Based on our survey, Wirecutter kids do a lot of baking. If you’d rather keep your kids out of dinner prep, or you want a more involved project, baking is a great option—and it doesn’t have to mean exclusively sugary desserts. Supervising editor Courtney Schley makes challah every week with her kids because the dough is easy to throw together and moldable, so her kids can play with it. “My kids make little rolls in different shapes and braids, and decorate with sprinkles, chocolate chips, raisins, or cinnamon sugar,” she said. Staff writer Nancy Redd bakes chapatis with her husband and kids, then stirs up a pot of easy lentil daal to go with them. To make miniature treats, writer Ingrid Skjong enlists her 5-year-old to create mini muffins. “He loves to mix batter, dump in ingredients, and spoon things out,” she said.

For rolling out cookies and doughs, we like a smaller rolling pin, like the Bamber 11-inch rolling pin, which is lightweight but sturdy.

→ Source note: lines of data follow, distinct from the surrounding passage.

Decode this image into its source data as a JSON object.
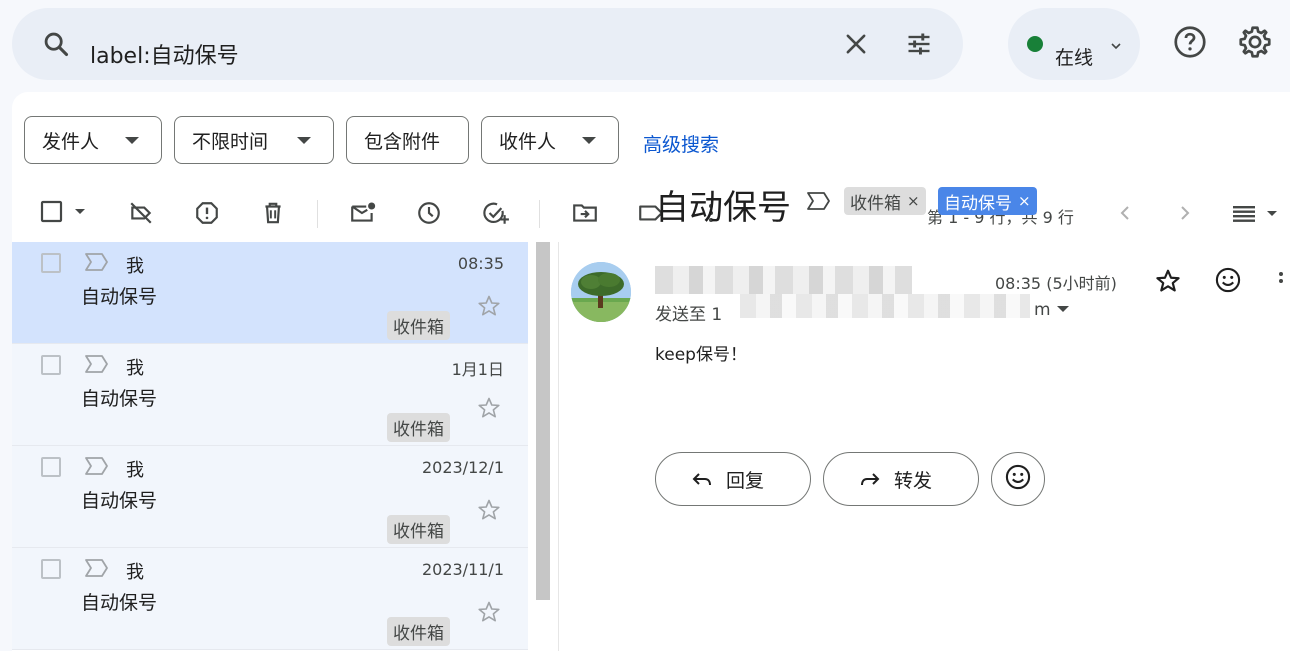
{
  "search": {
    "query": "label:自动保号"
  },
  "status": {
    "label": "在线",
    "color": "#188038"
  },
  "filters": {
    "sender": "发件人",
    "time": "不限时间",
    "has_attachment": "包含附件",
    "recipient": "收件人",
    "advanced": "高级搜索"
  },
  "toolbar": {
    "page_info": "第 1 - 9 行，共 9 行"
  },
  "emails": [
    {
      "sender": "我",
      "subject": "自动保号",
      "date": "08:35",
      "label": "收件箱",
      "selected": true
    },
    {
      "sender": "我",
      "subject": "自动保号",
      "date": "1月1日",
      "label": "收件箱",
      "selected": false
    },
    {
      "sender": "我",
      "subject": "自动保号",
      "date": "2023/12/1",
      "label": "收件箱",
      "selected": false
    },
    {
      "sender": "我",
      "subject": "自动保号",
      "date": "2023/11/1",
      "label": "收件箱",
      "selected": false
    }
  ],
  "reading": {
    "subject": "自动保号",
    "tags": [
      {
        "label": "收件箱",
        "remove": "×"
      },
      {
        "label": "自动保号",
        "remove": "×"
      }
    ],
    "time": "08:35 (5小时前)",
    "to_prefix": "发送至 1",
    "to_suffix": "m",
    "body": "keep保号！",
    "reply_label": "回复",
    "forward_label": "转发"
  },
  "colors": {
    "accent": "#0b57d0",
    "selected_row": "#d3e3fd",
    "tag_blue": "#4a86e8"
  }
}
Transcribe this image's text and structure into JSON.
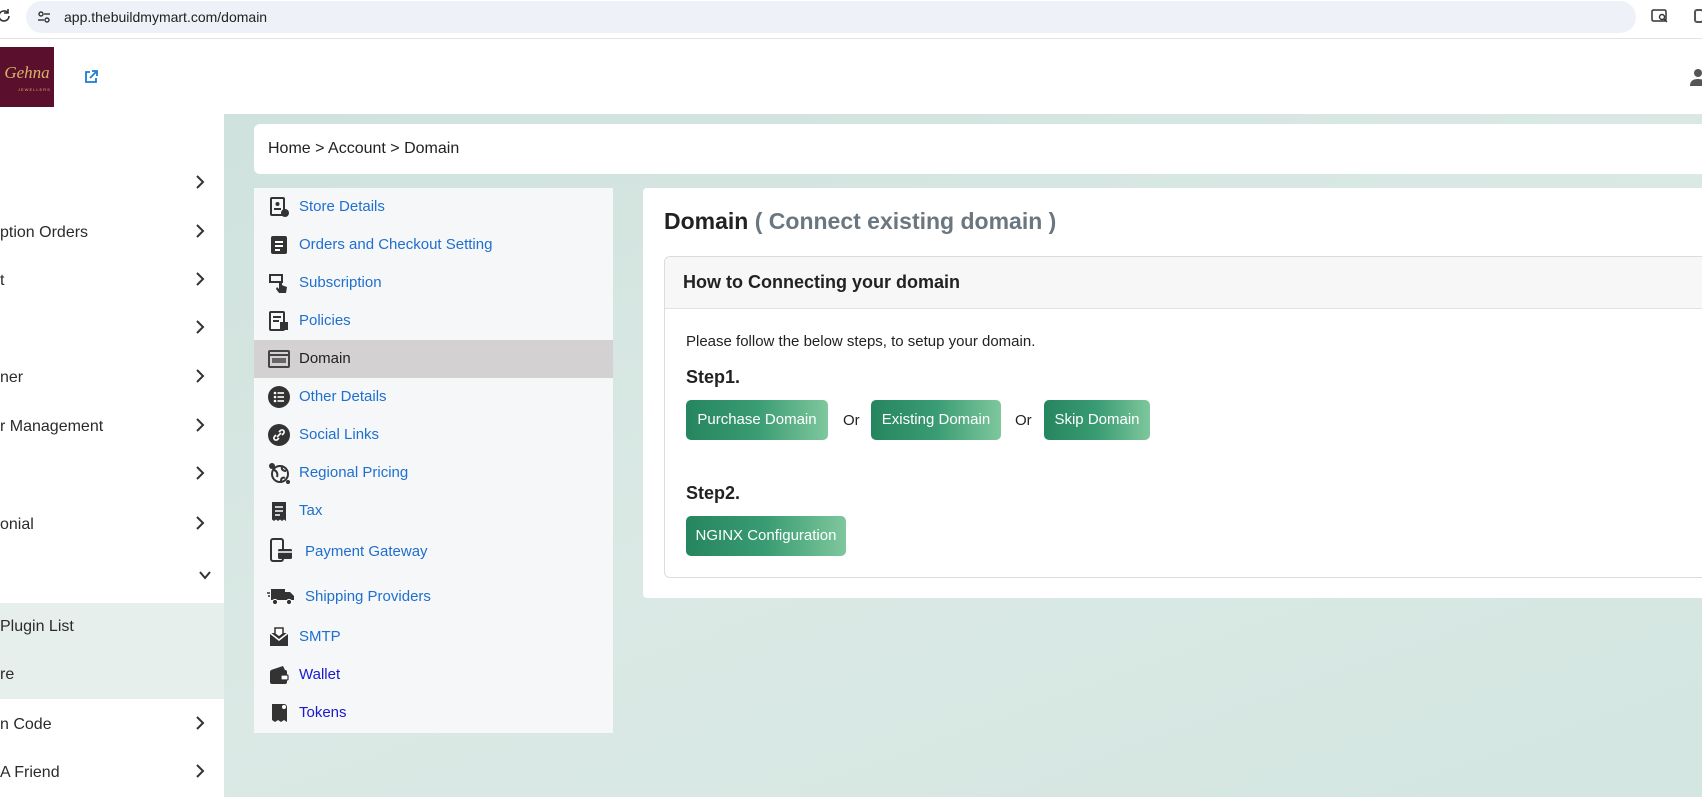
{
  "browser": {
    "url": "app.thebuildmymart.com/domain"
  },
  "header": {
    "logo_text": "Gehna",
    "logo_subtext": "JEWELLERS"
  },
  "left_nav": {
    "items": [
      {
        "label": ""
      },
      {
        "label": "ption Orders"
      },
      {
        "label": "t"
      },
      {
        "label": ""
      },
      {
        "label": "ner"
      },
      {
        "label": "r Management"
      },
      {
        "label": ""
      },
      {
        "label": "onial"
      },
      {
        "label": ""
      }
    ],
    "sub_items": [
      {
        "label": "Plugin List"
      },
      {
        "label": "re"
      }
    ],
    "bottom_items": [
      {
        "label": "n Code"
      },
      {
        "label": "A Friend"
      }
    ]
  },
  "breadcrumb": "Home > Account > Domain",
  "settings_menu": {
    "items": [
      {
        "label": "Store Details",
        "icon": "store-details-icon"
      },
      {
        "label": "Orders and Checkout Setting",
        "icon": "orders-icon"
      },
      {
        "label": "Subscription",
        "icon": "subscription-icon"
      },
      {
        "label": "Policies",
        "icon": "policies-icon"
      },
      {
        "label": "Domain",
        "icon": "domain-icon",
        "active": true
      },
      {
        "label": "Other Details",
        "icon": "list-icon"
      },
      {
        "label": "Social Links",
        "icon": "link-icon"
      },
      {
        "label": "Regional Pricing",
        "icon": "globe-icon"
      },
      {
        "label": "Tax",
        "icon": "receipt-icon"
      },
      {
        "label": "Payment Gateway",
        "icon": "payment-icon"
      },
      {
        "label": "Shipping Providers",
        "icon": "truck-icon"
      },
      {
        "label": "SMTP",
        "icon": "mail-icon"
      },
      {
        "label": "Wallet",
        "icon": "wallet-icon"
      },
      {
        "label": "Tokens",
        "icon": "token-icon"
      }
    ]
  },
  "content": {
    "title": "Domain",
    "title_sub": "( Connect existing domain )",
    "card_title": "How to Connecting your domain",
    "instructions": "Please follow the below steps, to setup your domain.",
    "step1_label": "Step1.",
    "step2_label": "Step2.",
    "purchase_button": "Purchase Domain",
    "existing_button": "Existing Domain",
    "skip_button": "Skip Domain",
    "or1": "Or",
    "or2": "Or",
    "nginx_button": "NGINX Configuration"
  },
  "colors": {
    "accent_green": "#25855f",
    "link_blue": "#1f6fcf",
    "logo_maroon": "#5a0f2c"
  }
}
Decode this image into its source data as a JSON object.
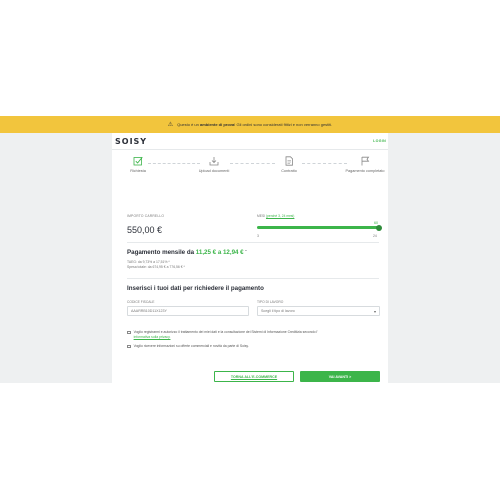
{
  "banner": {
    "icon": "warning-icon",
    "text_before": "Questo è un",
    "text_bold": "ambiente di prova",
    "text_after": "! Gli ordini sono considerati fittizi e non verranno gestiti."
  },
  "header": {
    "logo": "SOISY",
    "login_label": "LOGIN"
  },
  "steps": [
    {
      "icon": "check-square-icon",
      "label": "Richiesta"
    },
    {
      "icon": "upload-icon",
      "label": "Upload documenti"
    },
    {
      "icon": "document-icon",
      "label": "Contratto"
    },
    {
      "icon": "flag-icon",
      "label": "Pagamento completato"
    }
  ],
  "amount": {
    "label": "IMPORTO CARRELLO",
    "value": "550,00 €"
  },
  "months": {
    "label_prefix": "MESI",
    "label_link": "(perché 3, 24 mesi)",
    "selected": "60",
    "selected_fraction": 1.0,
    "min": "3",
    "max": "24"
  },
  "payment": {
    "title_prefix": "Pagamento mensile da",
    "range": "11,25 € a 12,94 €",
    "range_mark": "*",
    "taeg": "TAEG: da 9,73% a 17,51% *",
    "total": "Spesa totale: da 674,95 € a 776,56 € *"
  },
  "form": {
    "title": "Inserisci i tuoi dati per richiedere il pagamento",
    "fiscal_code_label": "CODICE FISCALE",
    "fiscal_code_value": "AAARRB10D11X123Y",
    "job_type_label": "TIPO DI LAVORO",
    "job_type_value": "Scegli il tipo di lavoro"
  },
  "consents": [
    {
      "text": "Voglio registrarmi e autorizzo il trattamento dei miei dati e la consultazione dei Sistemi di Informazione Creditizia secondo l'",
      "link": "informativa sulla privacy."
    },
    {
      "text": "Voglio ricevere informazioni su offerte commerciali e novità da parte di Soisy.",
      "link": ""
    }
  ],
  "buttons": {
    "back": "TORNA ALL'E-COMMERCE",
    "continue": "VAI AVANTI >"
  },
  "colors": {
    "accent": "#3cb54a",
    "banner": "#f2c53d"
  }
}
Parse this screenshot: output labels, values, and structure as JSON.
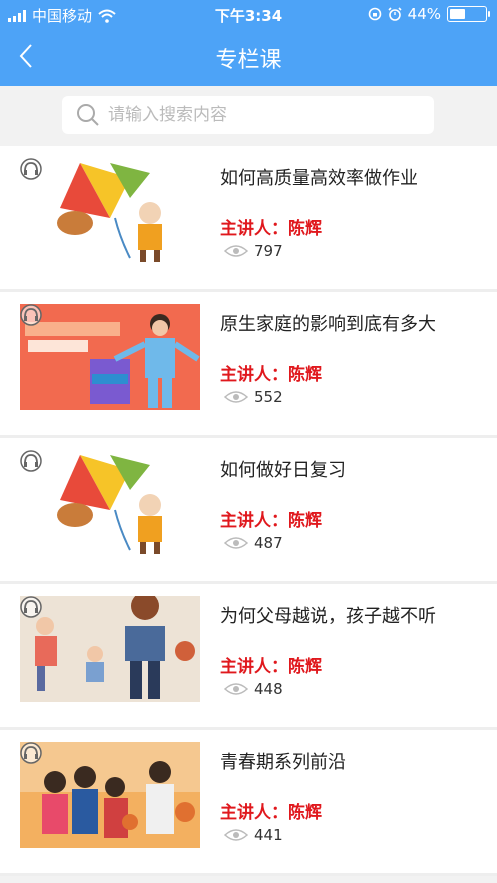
{
  "status": {
    "carrier": "中国移动",
    "time": "下午3:34",
    "battery": "44%"
  },
  "nav": {
    "title": "专栏课"
  },
  "search": {
    "placeholder": "请输入搜索内容"
  },
  "items": [
    {
      "title": "如何高质量高效率做作业",
      "speaker": "主讲人：陈辉",
      "views": "797",
      "thumb": "kite"
    },
    {
      "title": "原生家庭的影响到底有多大",
      "speaker": "主讲人：陈辉",
      "views": "552",
      "thumb": "teacher"
    },
    {
      "title": "如何做好日复习",
      "speaker": "主讲人：陈辉",
      "views": "487",
      "thumb": "kite"
    },
    {
      "title": "为何父母越说，孩子越不听",
      "speaker": "主讲人：陈辉",
      "views": "448",
      "thumb": "family"
    },
    {
      "title": "青春期系列前沿",
      "speaker": "主讲人：陈辉",
      "views": "441",
      "thumb": "teens"
    }
  ],
  "colors": {
    "header": "#4da3f7",
    "speaker": "#e0181d"
  }
}
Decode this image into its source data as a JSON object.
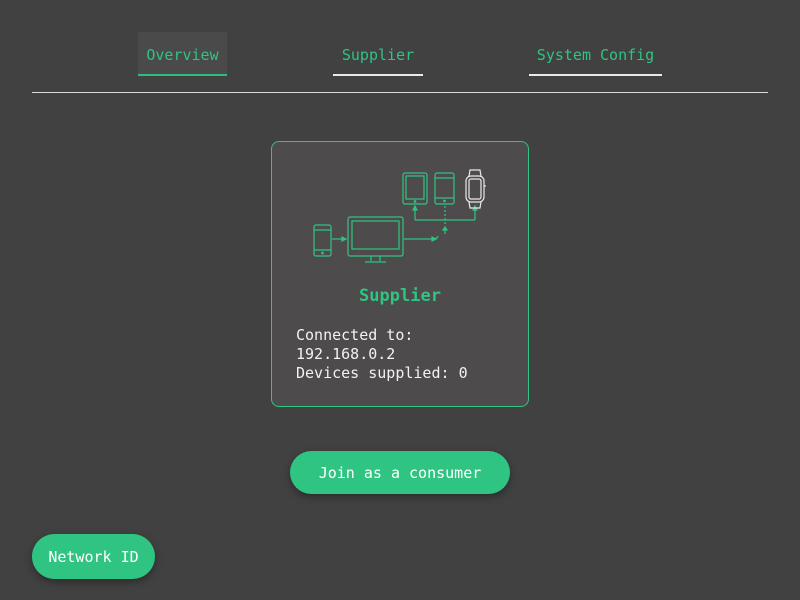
{
  "tabs": [
    {
      "label": "Overview",
      "active": true
    },
    {
      "label": "Supplier",
      "active": false
    },
    {
      "label": "System Config",
      "active": false
    }
  ],
  "card": {
    "title": "Supplier",
    "connected_label": "Connected to:",
    "ip": "192.168.0.2",
    "devices_label": "Devices supplied:",
    "devices_count": "0",
    "illustration_icons": [
      "phone-icon",
      "monitor-icon",
      "tablet-icon",
      "phone-icon",
      "smartwatch-icon"
    ]
  },
  "buttons": {
    "join": "Join as a consumer",
    "network_id": "Network ID"
  },
  "colors": {
    "background": "#414142",
    "accent": "#2fc482",
    "card_bg": "#4e4b4c",
    "divider": "#dcdcdc",
    "text": "#f2f2f2"
  }
}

It was just the right size for even our youngest, 2-year-old testers to maneuver easily, while still being useful for older kids or even adults (they’re great for rolling flatbreads and dumpling skins).

When you’re baking with kids, if you give each child their own small pan to fill, it can help cut down on the chaos (and reduce any bickering over whose cookies are whose). We recommend getting a few Nordic Ware Quarter Sheet Pans or Eighth Sheet Pans. They’re toy-size versions of the Nordic Ware Natural Aluminum Commercial Baker’s Half Sheet, the top pick from our guide to the best baking sheet, and they’re just as durable and versatile. When they are not being used for baking cookies, these sheets are also handy for all kinds of everyday cooking tasks, from toasting nuts to broiling fish.

Enlist support for chores

You can involve your kids in setting up before a meal and cleaning up after. They can set tables and add serving utensils to dishes. Afterward, older kids can put away ingredients or equipment, or they can help load the dishwasher. Younger ones may be able to push in chairs, help dry plastic dishes, or wipe down surfaces. You can even teach kids the KonMari method (video) for folding clean towels or other kitchen linens so they’re ready for the next cooking project.

Further reading